  • Quality of the team: This is our most important criterion. We are not looking for experienced entrepreneurs. But we certainly look for understanding of the domain, business concepts & operations management, and most certainly commitment to the venture.
  • Clarity of the concept/idea: How well has the team been able to articulate what they want to do. You cannot plan it well, if you cannot communicate it well.
  • Size of the potential: Concepts addressing large markets with large potential are obviously better.

If the above two are positive, then the following few areas would be discussed:

  • Scale of aspiration of the team: Does the team have the aspiration and hunger to be a market leader?
  • Business case: Is the business case strong enough? Remember, when pitching to an investor you are competing not just with direct competition from your domain but also with startups with interesting business plans

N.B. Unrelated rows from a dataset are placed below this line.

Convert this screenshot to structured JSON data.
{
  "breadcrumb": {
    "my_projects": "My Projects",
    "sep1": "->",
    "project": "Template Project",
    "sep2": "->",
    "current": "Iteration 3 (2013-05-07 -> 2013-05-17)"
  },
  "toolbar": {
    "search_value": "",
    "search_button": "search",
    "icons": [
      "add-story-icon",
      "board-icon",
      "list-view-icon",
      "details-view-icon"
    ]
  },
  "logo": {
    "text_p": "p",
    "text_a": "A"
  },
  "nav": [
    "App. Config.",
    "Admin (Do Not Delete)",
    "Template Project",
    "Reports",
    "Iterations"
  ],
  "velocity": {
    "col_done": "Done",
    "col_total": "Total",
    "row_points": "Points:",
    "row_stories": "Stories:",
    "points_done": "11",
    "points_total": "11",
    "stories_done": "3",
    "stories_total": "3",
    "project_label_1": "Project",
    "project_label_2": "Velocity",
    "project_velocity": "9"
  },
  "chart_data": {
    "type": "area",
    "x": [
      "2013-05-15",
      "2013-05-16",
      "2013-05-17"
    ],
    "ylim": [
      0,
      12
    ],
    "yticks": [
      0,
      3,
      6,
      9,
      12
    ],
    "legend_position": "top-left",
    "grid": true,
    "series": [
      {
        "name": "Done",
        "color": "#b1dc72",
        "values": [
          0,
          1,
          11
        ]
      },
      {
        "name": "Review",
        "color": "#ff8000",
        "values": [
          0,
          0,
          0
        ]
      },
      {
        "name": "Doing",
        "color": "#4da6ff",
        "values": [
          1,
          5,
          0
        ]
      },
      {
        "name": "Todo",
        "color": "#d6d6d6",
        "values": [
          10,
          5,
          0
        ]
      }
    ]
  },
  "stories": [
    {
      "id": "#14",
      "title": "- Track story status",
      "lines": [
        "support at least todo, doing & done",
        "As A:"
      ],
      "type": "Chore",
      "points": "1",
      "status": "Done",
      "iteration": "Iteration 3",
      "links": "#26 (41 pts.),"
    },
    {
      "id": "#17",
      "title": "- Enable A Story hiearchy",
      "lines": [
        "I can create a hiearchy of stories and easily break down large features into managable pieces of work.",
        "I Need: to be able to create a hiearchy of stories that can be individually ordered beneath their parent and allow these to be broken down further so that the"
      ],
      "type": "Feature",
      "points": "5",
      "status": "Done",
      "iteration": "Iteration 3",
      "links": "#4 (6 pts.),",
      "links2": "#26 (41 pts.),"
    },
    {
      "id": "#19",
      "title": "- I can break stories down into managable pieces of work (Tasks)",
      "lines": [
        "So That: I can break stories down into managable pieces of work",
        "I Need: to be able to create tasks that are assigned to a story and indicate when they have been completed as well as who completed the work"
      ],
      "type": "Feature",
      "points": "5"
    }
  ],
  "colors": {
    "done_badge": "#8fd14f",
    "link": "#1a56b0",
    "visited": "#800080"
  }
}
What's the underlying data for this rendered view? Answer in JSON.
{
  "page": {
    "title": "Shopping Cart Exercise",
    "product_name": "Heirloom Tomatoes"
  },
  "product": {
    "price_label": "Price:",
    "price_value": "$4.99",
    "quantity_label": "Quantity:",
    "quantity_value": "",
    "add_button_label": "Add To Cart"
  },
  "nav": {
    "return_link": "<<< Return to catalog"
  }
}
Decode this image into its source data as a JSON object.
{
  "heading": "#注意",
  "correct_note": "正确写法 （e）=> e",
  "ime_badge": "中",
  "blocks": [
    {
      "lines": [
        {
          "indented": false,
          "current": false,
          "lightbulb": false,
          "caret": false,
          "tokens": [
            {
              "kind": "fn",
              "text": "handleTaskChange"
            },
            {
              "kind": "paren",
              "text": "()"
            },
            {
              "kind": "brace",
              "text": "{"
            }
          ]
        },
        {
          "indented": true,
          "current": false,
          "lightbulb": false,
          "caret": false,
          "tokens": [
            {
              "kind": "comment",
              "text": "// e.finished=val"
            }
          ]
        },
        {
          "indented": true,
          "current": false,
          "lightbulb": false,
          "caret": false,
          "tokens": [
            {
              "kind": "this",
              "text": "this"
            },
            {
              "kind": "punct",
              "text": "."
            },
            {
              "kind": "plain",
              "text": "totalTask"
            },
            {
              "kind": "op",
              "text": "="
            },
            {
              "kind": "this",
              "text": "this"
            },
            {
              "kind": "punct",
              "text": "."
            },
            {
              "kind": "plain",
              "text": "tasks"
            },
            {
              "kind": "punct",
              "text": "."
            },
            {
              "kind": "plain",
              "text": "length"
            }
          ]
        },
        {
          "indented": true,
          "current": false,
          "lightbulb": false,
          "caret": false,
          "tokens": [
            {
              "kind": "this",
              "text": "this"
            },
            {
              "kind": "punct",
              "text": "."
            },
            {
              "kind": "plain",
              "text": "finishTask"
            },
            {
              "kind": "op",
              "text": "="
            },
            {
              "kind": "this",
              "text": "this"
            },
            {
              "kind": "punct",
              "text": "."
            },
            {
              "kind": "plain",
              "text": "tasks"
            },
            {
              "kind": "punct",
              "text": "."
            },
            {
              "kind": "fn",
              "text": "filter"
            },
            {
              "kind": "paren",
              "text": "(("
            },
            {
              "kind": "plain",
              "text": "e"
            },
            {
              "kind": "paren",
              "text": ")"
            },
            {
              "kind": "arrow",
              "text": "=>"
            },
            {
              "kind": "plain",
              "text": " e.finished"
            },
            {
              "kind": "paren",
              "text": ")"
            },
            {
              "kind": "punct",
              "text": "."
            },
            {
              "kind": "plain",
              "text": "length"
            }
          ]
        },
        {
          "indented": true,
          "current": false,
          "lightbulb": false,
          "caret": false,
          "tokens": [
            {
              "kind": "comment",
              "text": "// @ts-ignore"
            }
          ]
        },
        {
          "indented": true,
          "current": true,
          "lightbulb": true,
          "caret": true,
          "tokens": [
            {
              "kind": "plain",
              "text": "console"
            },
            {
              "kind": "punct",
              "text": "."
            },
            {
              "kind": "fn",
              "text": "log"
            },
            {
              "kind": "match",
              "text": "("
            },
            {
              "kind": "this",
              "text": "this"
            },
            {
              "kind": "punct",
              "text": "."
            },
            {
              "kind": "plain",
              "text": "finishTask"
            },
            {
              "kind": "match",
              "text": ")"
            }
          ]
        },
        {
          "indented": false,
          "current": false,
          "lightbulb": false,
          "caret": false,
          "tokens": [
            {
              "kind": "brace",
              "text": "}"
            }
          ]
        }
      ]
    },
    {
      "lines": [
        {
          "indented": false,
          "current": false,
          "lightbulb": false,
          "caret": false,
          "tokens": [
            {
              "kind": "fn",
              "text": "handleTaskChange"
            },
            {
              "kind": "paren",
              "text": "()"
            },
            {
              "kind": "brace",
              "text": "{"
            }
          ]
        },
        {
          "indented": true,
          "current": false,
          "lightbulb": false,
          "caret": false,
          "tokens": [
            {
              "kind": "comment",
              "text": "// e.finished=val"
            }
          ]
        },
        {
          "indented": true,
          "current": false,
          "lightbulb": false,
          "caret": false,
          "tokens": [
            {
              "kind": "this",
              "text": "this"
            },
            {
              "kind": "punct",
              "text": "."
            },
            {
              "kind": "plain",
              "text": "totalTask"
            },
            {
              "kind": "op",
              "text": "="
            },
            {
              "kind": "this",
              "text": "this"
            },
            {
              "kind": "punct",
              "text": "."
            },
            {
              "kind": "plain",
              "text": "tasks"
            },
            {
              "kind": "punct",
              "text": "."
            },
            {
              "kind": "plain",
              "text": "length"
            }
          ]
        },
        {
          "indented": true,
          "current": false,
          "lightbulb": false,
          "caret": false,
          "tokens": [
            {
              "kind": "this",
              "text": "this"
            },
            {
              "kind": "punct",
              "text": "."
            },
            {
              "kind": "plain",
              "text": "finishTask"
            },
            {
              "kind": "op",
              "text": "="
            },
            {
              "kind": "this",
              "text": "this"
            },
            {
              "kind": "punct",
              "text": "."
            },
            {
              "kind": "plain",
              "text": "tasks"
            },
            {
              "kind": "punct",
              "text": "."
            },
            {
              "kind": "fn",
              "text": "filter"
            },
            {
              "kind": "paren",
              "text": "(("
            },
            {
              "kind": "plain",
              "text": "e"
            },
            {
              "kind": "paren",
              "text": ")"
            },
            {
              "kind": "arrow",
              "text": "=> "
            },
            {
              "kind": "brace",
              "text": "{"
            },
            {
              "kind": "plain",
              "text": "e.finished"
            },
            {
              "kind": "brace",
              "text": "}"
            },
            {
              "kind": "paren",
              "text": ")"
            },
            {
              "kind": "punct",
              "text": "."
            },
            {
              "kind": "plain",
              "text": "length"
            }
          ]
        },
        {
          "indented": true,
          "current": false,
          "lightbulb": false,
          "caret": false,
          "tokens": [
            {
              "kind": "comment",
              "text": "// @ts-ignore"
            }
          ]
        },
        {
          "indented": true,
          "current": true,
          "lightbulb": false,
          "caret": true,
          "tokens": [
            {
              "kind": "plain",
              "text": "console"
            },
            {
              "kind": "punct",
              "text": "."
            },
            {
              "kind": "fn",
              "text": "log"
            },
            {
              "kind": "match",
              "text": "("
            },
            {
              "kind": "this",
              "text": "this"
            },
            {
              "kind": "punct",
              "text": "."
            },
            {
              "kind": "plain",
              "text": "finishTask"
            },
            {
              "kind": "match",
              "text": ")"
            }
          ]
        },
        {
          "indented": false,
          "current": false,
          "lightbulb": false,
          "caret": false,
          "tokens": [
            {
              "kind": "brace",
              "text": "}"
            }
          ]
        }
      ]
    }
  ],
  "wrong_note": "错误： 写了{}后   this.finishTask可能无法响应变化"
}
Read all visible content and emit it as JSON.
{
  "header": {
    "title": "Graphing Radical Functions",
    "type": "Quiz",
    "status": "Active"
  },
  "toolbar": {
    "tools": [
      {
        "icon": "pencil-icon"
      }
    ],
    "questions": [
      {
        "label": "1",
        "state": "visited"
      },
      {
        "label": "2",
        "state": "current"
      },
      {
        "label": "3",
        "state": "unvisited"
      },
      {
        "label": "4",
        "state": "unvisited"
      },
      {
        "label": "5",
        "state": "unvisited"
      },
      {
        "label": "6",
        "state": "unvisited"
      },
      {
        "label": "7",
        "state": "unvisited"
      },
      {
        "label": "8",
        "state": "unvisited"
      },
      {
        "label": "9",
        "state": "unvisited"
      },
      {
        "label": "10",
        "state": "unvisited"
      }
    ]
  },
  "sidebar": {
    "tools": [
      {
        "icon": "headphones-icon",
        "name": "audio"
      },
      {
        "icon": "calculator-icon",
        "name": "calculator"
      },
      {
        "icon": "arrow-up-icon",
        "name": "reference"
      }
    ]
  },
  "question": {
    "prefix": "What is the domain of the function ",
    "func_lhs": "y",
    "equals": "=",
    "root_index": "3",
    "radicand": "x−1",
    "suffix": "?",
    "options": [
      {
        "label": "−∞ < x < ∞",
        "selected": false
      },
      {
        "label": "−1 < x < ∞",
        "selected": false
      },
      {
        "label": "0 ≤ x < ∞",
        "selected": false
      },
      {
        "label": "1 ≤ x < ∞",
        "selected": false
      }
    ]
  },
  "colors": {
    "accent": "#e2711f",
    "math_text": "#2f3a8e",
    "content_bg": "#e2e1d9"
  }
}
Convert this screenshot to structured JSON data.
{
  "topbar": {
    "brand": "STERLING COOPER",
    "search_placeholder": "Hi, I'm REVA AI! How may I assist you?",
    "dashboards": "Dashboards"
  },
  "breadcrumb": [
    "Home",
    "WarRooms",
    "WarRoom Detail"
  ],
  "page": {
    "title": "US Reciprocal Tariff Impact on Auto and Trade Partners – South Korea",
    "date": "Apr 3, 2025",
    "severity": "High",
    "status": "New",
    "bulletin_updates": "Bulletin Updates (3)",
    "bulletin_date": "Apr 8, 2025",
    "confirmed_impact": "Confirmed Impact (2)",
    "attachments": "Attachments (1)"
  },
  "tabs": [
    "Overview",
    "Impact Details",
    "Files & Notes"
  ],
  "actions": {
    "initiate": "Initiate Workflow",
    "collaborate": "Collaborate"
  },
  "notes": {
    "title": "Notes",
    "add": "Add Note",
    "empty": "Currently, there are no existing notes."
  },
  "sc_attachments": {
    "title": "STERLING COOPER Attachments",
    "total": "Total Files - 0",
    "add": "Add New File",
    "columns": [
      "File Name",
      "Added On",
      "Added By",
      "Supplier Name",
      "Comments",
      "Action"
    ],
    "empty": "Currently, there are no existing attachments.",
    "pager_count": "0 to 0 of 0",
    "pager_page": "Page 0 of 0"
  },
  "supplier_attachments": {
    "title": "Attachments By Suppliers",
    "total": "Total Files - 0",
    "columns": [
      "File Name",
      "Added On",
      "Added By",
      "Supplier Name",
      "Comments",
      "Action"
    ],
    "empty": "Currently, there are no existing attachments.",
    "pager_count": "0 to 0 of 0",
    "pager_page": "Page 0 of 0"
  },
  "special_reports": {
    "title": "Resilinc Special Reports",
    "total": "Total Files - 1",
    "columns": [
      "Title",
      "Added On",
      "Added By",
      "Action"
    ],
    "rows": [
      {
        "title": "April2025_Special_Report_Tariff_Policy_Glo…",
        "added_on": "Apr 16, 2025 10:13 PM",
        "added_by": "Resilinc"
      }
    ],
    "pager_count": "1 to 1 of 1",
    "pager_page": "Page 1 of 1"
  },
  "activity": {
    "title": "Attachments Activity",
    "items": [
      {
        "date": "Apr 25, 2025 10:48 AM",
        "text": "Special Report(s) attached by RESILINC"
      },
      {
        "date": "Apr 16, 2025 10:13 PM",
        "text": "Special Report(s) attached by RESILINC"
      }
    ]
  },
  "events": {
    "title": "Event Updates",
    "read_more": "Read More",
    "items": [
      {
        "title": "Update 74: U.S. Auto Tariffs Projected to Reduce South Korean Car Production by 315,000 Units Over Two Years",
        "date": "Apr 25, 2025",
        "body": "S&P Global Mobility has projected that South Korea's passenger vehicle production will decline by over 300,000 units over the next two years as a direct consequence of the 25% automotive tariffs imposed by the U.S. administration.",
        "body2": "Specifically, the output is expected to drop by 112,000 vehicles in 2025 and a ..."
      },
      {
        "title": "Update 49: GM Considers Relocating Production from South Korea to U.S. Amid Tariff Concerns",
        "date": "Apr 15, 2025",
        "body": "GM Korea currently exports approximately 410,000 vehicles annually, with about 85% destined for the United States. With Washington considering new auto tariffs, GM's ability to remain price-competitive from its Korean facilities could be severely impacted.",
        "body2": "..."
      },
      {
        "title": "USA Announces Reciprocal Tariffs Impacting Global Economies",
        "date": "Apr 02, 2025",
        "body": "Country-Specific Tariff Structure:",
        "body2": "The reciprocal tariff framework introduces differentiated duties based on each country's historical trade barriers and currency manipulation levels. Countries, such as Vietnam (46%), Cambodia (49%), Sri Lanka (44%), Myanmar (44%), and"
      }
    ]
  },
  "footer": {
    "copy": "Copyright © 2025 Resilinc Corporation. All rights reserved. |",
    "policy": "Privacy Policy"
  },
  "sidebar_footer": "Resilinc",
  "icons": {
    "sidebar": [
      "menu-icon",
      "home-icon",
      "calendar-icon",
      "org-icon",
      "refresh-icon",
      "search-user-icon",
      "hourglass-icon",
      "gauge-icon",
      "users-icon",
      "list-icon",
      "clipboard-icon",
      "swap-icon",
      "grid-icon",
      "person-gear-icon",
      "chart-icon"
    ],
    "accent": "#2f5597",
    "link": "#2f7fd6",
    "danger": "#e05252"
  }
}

  • Exit potential: How are we going to get a good return on our investment. I.e. what is the exit option for us.